⟨
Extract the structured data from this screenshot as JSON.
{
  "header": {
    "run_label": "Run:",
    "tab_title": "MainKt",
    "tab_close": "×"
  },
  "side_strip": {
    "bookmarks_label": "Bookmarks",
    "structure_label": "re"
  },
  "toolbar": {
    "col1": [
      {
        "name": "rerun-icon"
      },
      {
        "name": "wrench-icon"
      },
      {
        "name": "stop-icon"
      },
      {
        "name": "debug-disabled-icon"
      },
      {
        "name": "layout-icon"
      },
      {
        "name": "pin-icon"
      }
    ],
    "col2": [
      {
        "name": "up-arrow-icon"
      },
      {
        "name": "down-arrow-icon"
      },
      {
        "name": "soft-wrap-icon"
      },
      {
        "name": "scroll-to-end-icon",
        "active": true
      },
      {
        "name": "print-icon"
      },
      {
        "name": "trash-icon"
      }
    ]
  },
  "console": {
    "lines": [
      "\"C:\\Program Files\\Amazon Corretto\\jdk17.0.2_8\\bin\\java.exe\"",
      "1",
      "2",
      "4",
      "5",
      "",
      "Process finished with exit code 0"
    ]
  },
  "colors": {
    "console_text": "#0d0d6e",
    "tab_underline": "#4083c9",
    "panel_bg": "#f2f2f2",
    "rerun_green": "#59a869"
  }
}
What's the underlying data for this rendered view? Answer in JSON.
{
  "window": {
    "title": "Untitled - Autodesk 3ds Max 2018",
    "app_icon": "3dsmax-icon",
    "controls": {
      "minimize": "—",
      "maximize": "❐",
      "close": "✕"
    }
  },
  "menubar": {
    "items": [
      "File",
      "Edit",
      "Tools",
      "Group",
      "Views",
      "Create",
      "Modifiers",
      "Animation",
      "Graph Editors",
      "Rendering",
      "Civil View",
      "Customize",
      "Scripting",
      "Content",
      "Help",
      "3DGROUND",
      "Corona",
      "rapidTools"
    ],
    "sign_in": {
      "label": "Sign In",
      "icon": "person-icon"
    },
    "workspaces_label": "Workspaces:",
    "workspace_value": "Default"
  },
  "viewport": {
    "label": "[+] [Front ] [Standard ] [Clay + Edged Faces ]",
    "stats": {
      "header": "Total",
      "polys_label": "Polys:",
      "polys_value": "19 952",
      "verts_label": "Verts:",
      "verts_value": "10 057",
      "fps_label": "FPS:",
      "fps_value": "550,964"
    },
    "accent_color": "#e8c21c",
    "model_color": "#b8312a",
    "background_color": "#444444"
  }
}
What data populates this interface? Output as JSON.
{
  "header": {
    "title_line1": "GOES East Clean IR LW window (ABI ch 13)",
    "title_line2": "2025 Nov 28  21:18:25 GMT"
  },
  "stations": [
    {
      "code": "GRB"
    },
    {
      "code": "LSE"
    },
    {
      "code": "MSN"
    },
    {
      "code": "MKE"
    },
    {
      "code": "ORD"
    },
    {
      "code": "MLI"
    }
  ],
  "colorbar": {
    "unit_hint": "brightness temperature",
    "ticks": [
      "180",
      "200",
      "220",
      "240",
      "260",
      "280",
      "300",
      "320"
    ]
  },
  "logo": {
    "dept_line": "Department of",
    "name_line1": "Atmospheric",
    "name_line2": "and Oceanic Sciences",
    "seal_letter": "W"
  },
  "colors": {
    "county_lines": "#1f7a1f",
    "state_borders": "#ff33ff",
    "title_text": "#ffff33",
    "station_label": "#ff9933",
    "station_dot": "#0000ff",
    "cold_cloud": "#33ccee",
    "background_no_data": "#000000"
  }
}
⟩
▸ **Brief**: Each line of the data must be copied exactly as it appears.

▸ **Solution to this exercise**:
Extract the structured data from this screenshot as JSON.
{
  "header": {
    "run_label": "Run:",
    "tab_title": "MainKt",
    "tab_close": "×"
  },
  "side_strip": {
    "bookmarks_label": "Bookmarks",
    "structure_label": "re"
  },
  "toolbar": {
    "col1": [
      {
        "name": "rerun-icon"
      },
      {
        "name": "wrench-icon"
      },
      {
        "name": "stop-icon"
      },
      {
        "name": "debug-disabled-icon"
      },
      {
        "name": "layout-icon"
      },
      {
        "name": "pin-icon"
      }
    ],
    "col2": [
      {
        "name": "up-arrow-icon"
      },
      {
        "name": "down-arrow-icon"
      },
      {
        "name": "soft-wrap-icon"
      },
      {
        "name": "scroll-to-end-icon",
        "active": true
      },
      {
        "name": "print-icon"
      },
      {
        "name": "trash-icon"
      }
    ]
  },
  "console": {
    "lines": [
      "\"C:\\Program Files\\Amazon Corretto\\jdk17.0.2_8\\bin\\java.exe\"",
      "1",
      "2",
      "4",
      "5",
      "",
      "Process finished with exit code 0"
    ]
  },
  "colors": {
    "console_text": "#0d0d6e",
    "tab_underline": "#4083c9",
    "panel_bg": "#f2f2f2",
    "rerun_green": "#59a869"
  }
}
What's the underlying data for this rendered view? Answer in JSON.
{
  "window": {
    "title": "Untitled - Autodesk 3ds Max 2018",
    "app_icon": "3dsmax-icon",
    "controls": {
      "minimize": "—",
      "maximize": "❐",
      "close": "✕"
    }
  },
  "menubar": {
    "items": [
      "File",
      "Edit",
      "Tools",
      "Group",
      "Views",
      "Create",
      "Modifiers",
      "Animation",
      "Graph Editors",
      "Rendering",
      "Civil View",
      "Customize",
      "Scripting",
      "Content",
      "Help",
      "3DGROUND",
      "Corona",
      "rapidTools"
    ],
    "sign_in": {
      "label": "Sign In",
      "icon": "person-icon"
    },
    "workspaces_label": "Workspaces:",
    "workspace_value": "Default"
  },
  "viewport": {
    "label": "[+] [Front ] [Standard ] [Clay + Edged Faces ]",
    "stats": {
      "header": "Total",
      "polys_label": "Polys:",
      "polys_value": "19 952",
      "verts_label": "Verts:",
      "verts_value": "10 057",
      "fps_label": "FPS:",
      "fps_value": "550,964"
    },
    "accent_color": "#e8c21c",
    "model_color": "#b8312a",
    "background_color": "#444444"
  }
}
What data populates this interface? Output as JSON.
{
  "header": {
    "title_line1": "GOES East Clean IR LW window (ABI ch 13)",
    "title_line2": "2025 Nov 28  21:18:25 GMT"
  },
  "stations": [
    {
      "code": "GRB"
    },
    {
      "code": "LSE"
    },
    {
      "code": "MSN"
    },
    {
      "code": "MKE"
    },
    {
      "code": "ORD"
    },
    {
      "code": "MLI"
    }
  ],
  "colorbar": {
    "unit_hint": "brightness temperature",
    "ticks": [
      "180",
      "200",
      "220",
      "240",
      "260",
      "280",
      "300",
      "320"
    ]
  },
  "logo": {
    "dept_line": "Department of",
    "name_line1": "Atmospheric",
    "name_line2": "and Oceanic Sciences",
    "seal_letter": "W"
  },
  "colors": {
    "county_lines": "#1f7a1f",
    "state_borders": "#ff33ff",
    "title_text": "#ffff33",
    "station_label": "#ff9933",
    "station_dot": "#0000ff",
    "cold_cloud": "#33ccee",
    "background_no_data": "#000000"
  }
}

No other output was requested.